“This is the spirit of this newspaper,” Wolfgang Krach, Süddeutsche Zeitung’s editor-in-chief, told me. “It has to do with the self-consciousness and the attitude of the people here.” Krach, a former investigative reporter with the weekly magazine Der Spiegel, has brought a commitment to investigative work to his current job. After publishing the Panama Papers, in 2016, Krach declared Der Spiegel’s monopoly on investigative journalism in Germany over. Part of this push, he said, arose from the need to secure the future of the paper. “The only strategy to survive in the long run in this very complicated and economically difficult environment is that we have to differentiate ourselves from others, so that people can find in our newspaper something they cannot find anywhere else,” Krach said. After the Panama Papers stories were published, Krach said he received phone calls from editors of major American newspapers, asking not to be left out of the next big leak. “We have been covering globalization and the problems of globalization for twenty years now,” Krach told me. “And we haven’t found an adequate journalistic answer to deal with global issues.” The Panama Papers, he argued, had been the first true global journalism project.

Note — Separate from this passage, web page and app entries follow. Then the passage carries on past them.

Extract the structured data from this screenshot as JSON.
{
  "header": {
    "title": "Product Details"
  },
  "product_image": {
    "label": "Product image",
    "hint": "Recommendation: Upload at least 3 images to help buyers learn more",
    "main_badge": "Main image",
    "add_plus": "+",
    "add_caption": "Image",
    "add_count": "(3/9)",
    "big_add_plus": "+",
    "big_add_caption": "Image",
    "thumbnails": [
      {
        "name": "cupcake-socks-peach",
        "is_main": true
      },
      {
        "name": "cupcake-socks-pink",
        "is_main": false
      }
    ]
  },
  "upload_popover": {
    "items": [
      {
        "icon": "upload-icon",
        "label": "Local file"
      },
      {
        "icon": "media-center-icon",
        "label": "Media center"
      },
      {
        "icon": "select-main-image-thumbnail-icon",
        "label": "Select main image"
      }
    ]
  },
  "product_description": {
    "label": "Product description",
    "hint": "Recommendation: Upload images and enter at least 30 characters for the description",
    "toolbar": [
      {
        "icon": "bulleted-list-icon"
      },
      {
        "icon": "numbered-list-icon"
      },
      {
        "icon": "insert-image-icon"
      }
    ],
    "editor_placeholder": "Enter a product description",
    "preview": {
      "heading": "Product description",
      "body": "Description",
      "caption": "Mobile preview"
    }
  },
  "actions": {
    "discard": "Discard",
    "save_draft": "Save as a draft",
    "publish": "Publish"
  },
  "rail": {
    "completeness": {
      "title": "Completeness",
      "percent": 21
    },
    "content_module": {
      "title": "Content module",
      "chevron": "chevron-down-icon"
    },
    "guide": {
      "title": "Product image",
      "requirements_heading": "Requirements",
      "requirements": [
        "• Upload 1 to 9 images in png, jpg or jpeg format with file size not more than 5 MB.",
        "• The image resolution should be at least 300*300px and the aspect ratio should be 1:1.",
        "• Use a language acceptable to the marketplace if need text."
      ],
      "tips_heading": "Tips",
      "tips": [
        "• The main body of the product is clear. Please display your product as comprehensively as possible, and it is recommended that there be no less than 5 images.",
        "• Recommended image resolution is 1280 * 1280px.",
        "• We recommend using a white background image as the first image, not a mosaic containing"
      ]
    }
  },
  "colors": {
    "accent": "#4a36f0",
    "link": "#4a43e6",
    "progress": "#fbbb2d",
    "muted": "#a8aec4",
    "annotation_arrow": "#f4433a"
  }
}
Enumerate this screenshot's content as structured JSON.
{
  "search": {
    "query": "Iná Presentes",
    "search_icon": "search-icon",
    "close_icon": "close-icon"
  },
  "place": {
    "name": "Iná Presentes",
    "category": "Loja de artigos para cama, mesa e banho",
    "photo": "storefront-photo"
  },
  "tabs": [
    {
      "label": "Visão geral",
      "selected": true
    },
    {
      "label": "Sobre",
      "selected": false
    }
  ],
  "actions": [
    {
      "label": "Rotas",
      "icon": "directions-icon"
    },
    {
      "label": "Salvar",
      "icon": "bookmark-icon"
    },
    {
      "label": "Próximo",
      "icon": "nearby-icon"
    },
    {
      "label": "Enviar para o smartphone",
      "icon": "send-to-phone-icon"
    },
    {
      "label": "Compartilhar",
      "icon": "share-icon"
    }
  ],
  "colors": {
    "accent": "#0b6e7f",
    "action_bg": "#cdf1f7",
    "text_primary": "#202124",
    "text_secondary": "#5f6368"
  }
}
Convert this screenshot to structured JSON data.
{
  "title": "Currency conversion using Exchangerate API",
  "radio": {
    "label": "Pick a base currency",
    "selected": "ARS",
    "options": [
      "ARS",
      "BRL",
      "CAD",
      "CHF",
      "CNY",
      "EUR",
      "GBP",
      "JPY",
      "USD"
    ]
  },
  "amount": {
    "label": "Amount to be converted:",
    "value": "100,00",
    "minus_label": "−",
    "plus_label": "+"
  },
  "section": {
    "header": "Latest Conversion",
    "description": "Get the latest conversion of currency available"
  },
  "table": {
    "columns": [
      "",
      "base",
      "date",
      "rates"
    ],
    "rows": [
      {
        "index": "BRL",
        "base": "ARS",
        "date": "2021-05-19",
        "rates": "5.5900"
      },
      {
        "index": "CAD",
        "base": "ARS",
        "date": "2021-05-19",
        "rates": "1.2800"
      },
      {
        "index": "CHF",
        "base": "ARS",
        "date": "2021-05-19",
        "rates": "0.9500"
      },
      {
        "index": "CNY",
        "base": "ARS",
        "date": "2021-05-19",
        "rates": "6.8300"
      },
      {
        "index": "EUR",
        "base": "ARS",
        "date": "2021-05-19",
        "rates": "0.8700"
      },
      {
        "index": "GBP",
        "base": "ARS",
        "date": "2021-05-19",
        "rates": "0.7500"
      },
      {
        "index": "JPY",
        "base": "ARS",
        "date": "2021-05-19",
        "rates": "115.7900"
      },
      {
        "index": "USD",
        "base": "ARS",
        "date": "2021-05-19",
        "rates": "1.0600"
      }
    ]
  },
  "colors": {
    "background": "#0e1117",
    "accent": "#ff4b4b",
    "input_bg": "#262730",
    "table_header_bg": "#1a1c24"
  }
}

The Panama and Paradise Papers have brought Obermayer renown—and a Pulitzer Prize. The work, he said, was exhilarating. “You get addicted very fast,” he told me. “You can’t let go.” During the two years he’d worked on both projects he tried not to let them interfere with normal life—“I didn’t want to get a divorce,” he said—but late at night, after his wife and children were in bed, he’d often find himself back at his computer, sifting through documents. “Hanging out in the data,” he and Obermaier called it. Obermayer spoke about some of the criticism levelled against the Panama Papers—including the arguments that, because the first leak hadn’t contained revelations about major American figures, the documents must have been fake, or some kind of conspiracy. “This time, with the Paradise Papers, we were so happy when we found many U.S. names,” Obermayer said. “Because we knew, O.K, we won’t be accused of working for the C.I.A. Now they say K.G.B. Which is fine.” U.S. intelligence agencies issued a report stating that Vladimir Putin believed the Panama Papers were an attack against Russia—and suggesting that Russia’s meddling in last year’s U.S. Presidential election may have been a form of retaliation. “When you see the New York Times writing that this thing that started in your living room led to Donald Trump, then you don’t know what to think about it,” Obermayer said, pausing to find the right words. “I mean, I don’t think it’s true. But for a moment, if you read it, it’s just out of control. You know this thing that you started, you cannot take it back.”